Shifting dating culture in “Desi Me Dating”

Kiran (left) and Ankush (right) entering their first blind date together. The dates are done with both participants blindfolded and separated to encourage honesty and authenticity. // Photo courtesy of PopShift

Dating is no rare topic in pop culture, from the unending “Bachelorette” series to the revival of the hot topic of “Love Island.” Whether looking at social media or network channels, dating shows are seen across all platforms ready to dazzle viewers with promises of “new” and “shocking” approaches to dating in the 21st century.

After looking through all the choices, it is clear every show follows the same general format. Usually, the show follows one man or woman meeting their so-called love of their life based on a minute-long impression.

These shows, although entertaining, lack authenticity and especially culture. With a cast of almost all-white contestants varying only in accent or haircut, these dating shows defined only a small fraction of the audience. 

This is where PopShift decided to change the game — literally. Not only was the PopShift created to change the notion of ‘culture’ in pop culture but also to become a source of true representation. 

Where other dating shows fall flat, PopShift’s South Asian dating show “Desi Me Dating” hits the audience with the real side of dating: all the fun, awkward and terrible moments that reflect a real date.

With the explosive popularity of its first season released this past January, PopShift released season two of this social media craze at the end of September. Unlike the stereotypical dating shows, “Desi Me Dating” opens the door into South Asian dating within a Western-influenced world. 

Audiences are used to a clearly painted, primarily Western idea of dating and commonality.

Participants get to show their true selves without having to hide their culture or expect to sacrifice parts of themselves to fit a socially-created mold. 

The first episode of season two follows Ankush and Kiran on their first blind date. Rather than beginning with a slow-motion camera panning over Kiran entering a room dressed to the nines set on blowing Ankush away with her beauty, “Desi Me Dating” takes a realistic approach to every episode. 

Both Ankush and Kiran are interviewed to reveal their emotions before even beginning. The authenticity that flows through every un-scripted answer invites the audience into the experience. 

Rather than a face-to-face conversation polarized by appearances and routine small talk, PopShift’s founder Raghu Alla spoke to reality. Kiran and Ankush were seated next to each other but separated by a sheet. This way, both answers would be unfiltered based on assumptions or attempts to impress the other. Despite this separation, PopShift did not stray from tackling the risque and taboo subjects. As an uncommercialized series, “Desi Me Dating” manages to entertain while relating to anyone who has ever gone on a date. 

There is no promise of true love or commitment to marriage.
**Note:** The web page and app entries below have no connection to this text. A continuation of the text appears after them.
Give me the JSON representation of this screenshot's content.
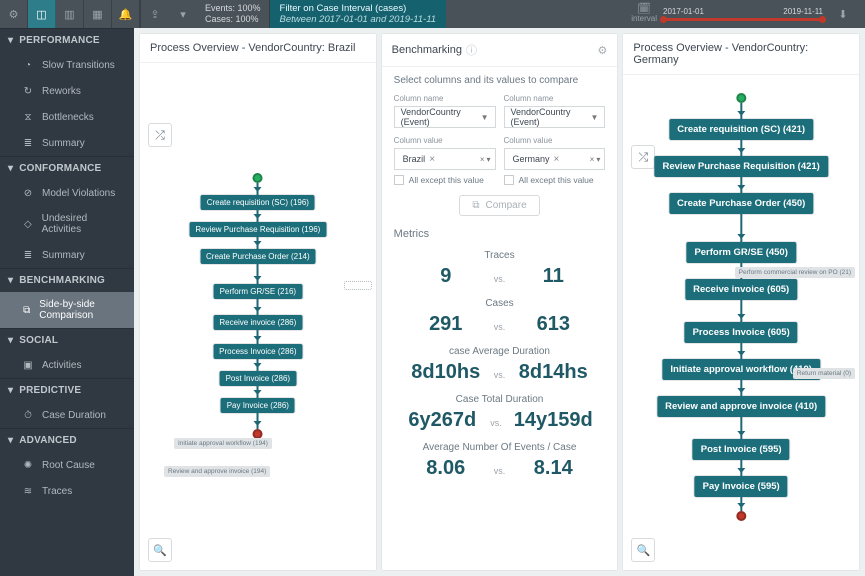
{
  "topbar": {
    "stats": {
      "events": "Events: 100%",
      "cases": "Cases: 100%"
    },
    "filter": {
      "title": "Filter on Case Interval (cases)",
      "subtitle": "Between 2017-01-01 and 2019-11-11"
    },
    "interval": {
      "icon_label": "interval",
      "start": "2017-01-01",
      "end": "2019-11-11"
    }
  },
  "sidebar": {
    "performance": {
      "header": "PERFORMANCE",
      "items": [
        "Slow Transitions",
        "Reworks",
        "Bottlenecks",
        "Summary"
      ]
    },
    "conformance": {
      "header": "CONFORMANCE",
      "items": [
        "Model Violations",
        "Undesired Activities",
        "Summary"
      ]
    },
    "benchmarking": {
      "header": "BENCHMARKING",
      "items": [
        "Side-by-side Comparison"
      ]
    },
    "social": {
      "header": "SOCIAL",
      "items": [
        "Activities"
      ]
    },
    "predictive": {
      "header": "PREDICTIVE",
      "items": [
        "Case Duration"
      ]
    },
    "advanced": {
      "header": "ADVANCED",
      "items": [
        "Root Cause",
        "Traces"
      ]
    }
  },
  "left_panel": {
    "title": "Process Overview - VendorCountry: Brazil",
    "nodes": [
      "Create requisition (SC) (196)",
      "Review Purchase Requisition (196)",
      "Create Purchase Order (214)",
      "Perform GR/SE (216)",
      "Receive invoice (286)",
      "Process Invoice (286)",
      "Post Invoice (286)",
      "Pay Invoice (286)",
      "Initiate approval workflow (194)",
      "Review and approve invoice (194)"
    ]
  },
  "right_panel": {
    "title": "Process Overview - VendorCountry: Germany",
    "nodes": [
      "Create requisition (SC) (421)",
      "Review Purchase Requisition (421)",
      "Create Purchase Order (450)",
      "Perform GR/SE (450)",
      "Receive invoice (605)",
      "Process Invoice (605)",
      "Initiate approval workflow (410)",
      "Review and approve invoice (410)",
      "Post Invoice (595)",
      "Pay Invoice (595)"
    ],
    "side_nodes": [
      "Perform commercial review on PO (21)",
      "Return material (0)"
    ]
  },
  "benchmarking_panel": {
    "title": "Benchmarking",
    "subtitle": "Select columns and its values to compare",
    "col_name_label": "Column name",
    "col_value_label": "Column value",
    "col_name_value": "VendorCountry (Event)",
    "left_value": "Brazil",
    "right_value": "Germany",
    "except_label": "All except this value",
    "compare_label": "Compare",
    "metrics_header": "Metrics",
    "metrics": [
      {
        "label": "Traces",
        "left": "9",
        "right": "11"
      },
      {
        "label": "Cases",
        "left": "291",
        "right": "613"
      },
      {
        "label": "case Average Duration",
        "left": "8d10hs",
        "right": "8d14hs"
      },
      {
        "label": "Case Total Duration",
        "left": "6y267d",
        "right": "14y159d"
      },
      {
        "label": "Average Number Of Events / Case",
        "left": "8.06",
        "right": "8.14"
      }
    ],
    "vs": "vs."
  }
}
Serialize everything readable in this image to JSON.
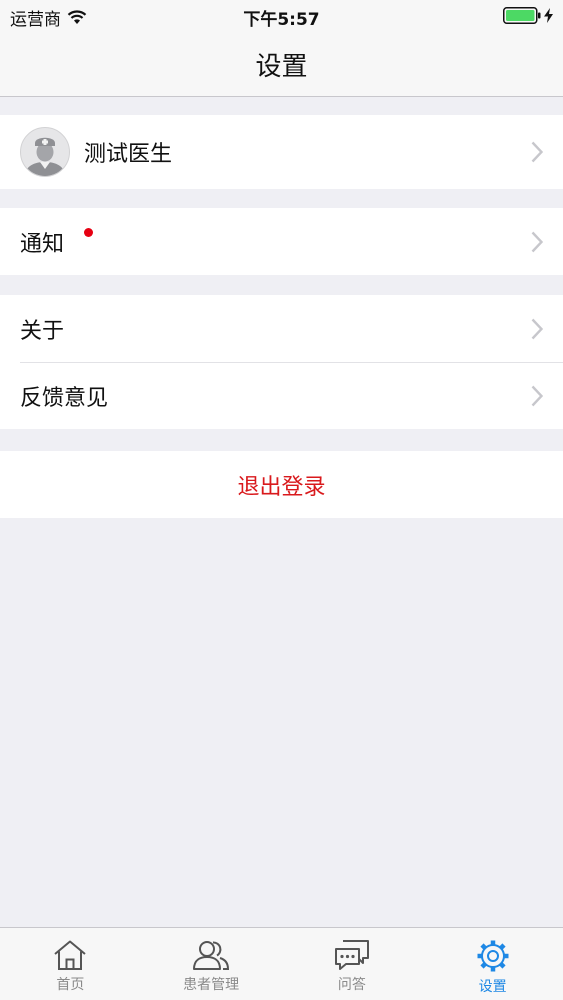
{
  "status_bar": {
    "carrier": "运营商",
    "time": "下午5:57"
  },
  "nav": {
    "title": "设置"
  },
  "profile": {
    "name": "测试医生"
  },
  "items": {
    "notifications": "通知",
    "about": "关于",
    "feedback": "反馈意见"
  },
  "logout_label": "退出登录",
  "tabs": [
    {
      "label": "首页",
      "icon": "home-icon"
    },
    {
      "label": "患者管理",
      "icon": "patients-icon"
    },
    {
      "label": "问答",
      "icon": "chat-icon"
    },
    {
      "label": "设置",
      "icon": "gear-icon",
      "active": true
    }
  ],
  "colors": {
    "accent": "#1e88e5",
    "danger": "#d9191c",
    "badge": "#e60012",
    "background": "#efeff4"
  }
}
Each episode invites two people to get to know each other on an entertaining date while showing the ups and downs of first-meets. 

When asked about his plans for PopShift and the show’s future, Raghu Alla shared his dream for PopShift: “I see it being the MTV of the 90s for our South Asian culture. There are a lot more stories to tell and we will continue to find new ways to experiment, innovate and entertain our audience for years to come.” 

With plans to share South Asian stories from other countries, “Desi Me Dating” has a bright future shining a light on both South Asian representation as well as honest media.